Only one number is wanted here: how many lines of the data hold "garage".

**DATASET RECORDS**
Segment Open
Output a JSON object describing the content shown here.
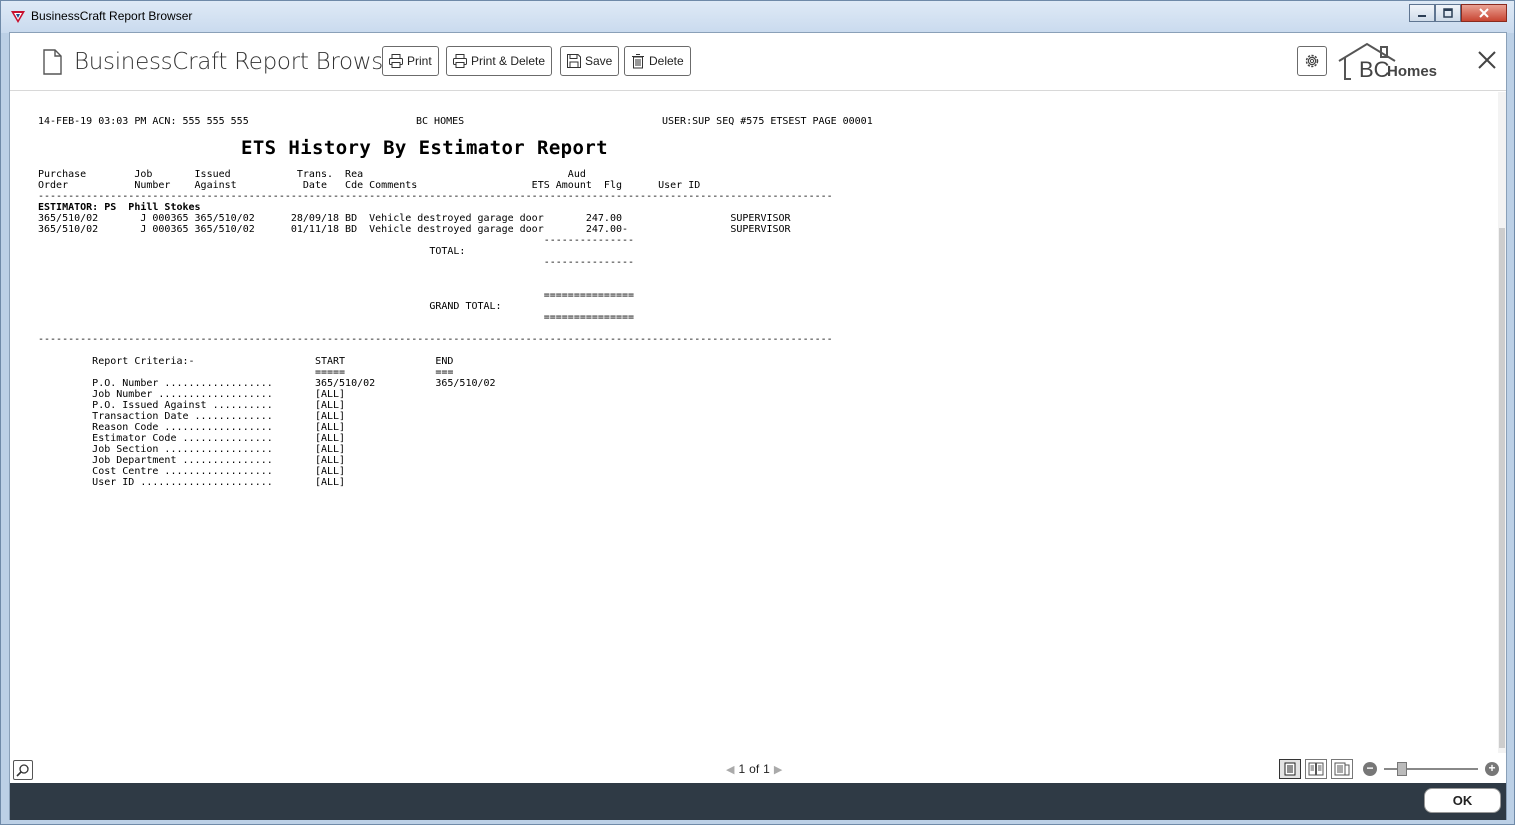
{
  "window": {
    "title": "BusinessCraft Report Browser"
  },
  "header": {
    "app_title": "BusinessCraft Report Browser",
    "buttons": {
      "print": "Print",
      "print_delete": "Print & Delete",
      "save": "Save",
      "delete": "Delete"
    },
    "logo": {
      "bc": "BC",
      "homes": "Homes"
    }
  },
  "report": {
    "header_left": "14-FEB-19 03:03 PM ACN: 555 555 555",
    "header_center": "BC HOMES",
    "header_right": "USER:SUP SEQ #575 ETSEST PAGE 00001",
    "title": "ETS History By Estimator Report",
    "col_headers_1": "Purchase        Job       Issued           Trans.  Rea                                  Aud",
    "col_headers_2": "Order           Number    Against           Date   Cde Comments                   ETS Amount  Flg      User ID",
    "separator": "------------------------------------------------------------------------------------------------------------------------------------",
    "estimator_line": "ESTIMATOR: PS  Phill Stokes",
    "rows": [
      "365/510/02       J 000365 365/510/02      28/09/18 BD  Vehicle destroyed garage door       247.00                  SUPERVISOR",
      "365/510/02       J 000365 365/510/02      01/11/18 BD  Vehicle destroyed garage door       247.00-                 SUPERVISOR"
    ],
    "totals_block": "                                                                                    ---------------\n                                                                 TOTAL:\n                                                                                    ---------------\n\n\n                                                                                    ===============\n                                                                 GRAND TOTAL:\n                                                                                    ===============",
    "criteria_block": "         Report Criteria:-                    START               END\n                                              =====               ===\n         P.O. Number ..................       365/510/02          365/510/02\n         Job Number ...................       [ALL]\n         P.O. Issued Against ..........       [ALL]\n         Transaction Date .............       [ALL]\n         Reason Code ..................       [ALL]\n         Estimator Code ...............       [ALL]\n         Job Section ..................       [ALL]\n         Job Department ...............       [ALL]\n         Cost Centre ..................       [ALL]\n         User ID ......................       [ALL]"
  },
  "footer": {
    "page_current": "1",
    "page_of": "of",
    "page_total": "1",
    "ok": "OK"
  },
  "colors": {
    "bottom_bar": "#2f3a45",
    "title_bar": "#c9daee",
    "close_button": "#c84532"
  },
  "icons": [
    "app-logo-icon",
    "minimize-icon",
    "maximize-icon",
    "close-window-icon",
    "document-icon",
    "printer-icon",
    "floppy-disk-icon",
    "trash-icon",
    "gear-icon",
    "close-icon",
    "magnifier-icon",
    "chevron-left-icon",
    "chevron-right-icon",
    "single-page-icon",
    "two-page-icon",
    "multi-page-icon",
    "minus-icon",
    "plus-icon"
  ]
}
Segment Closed
**YOUR SOLUTION**
2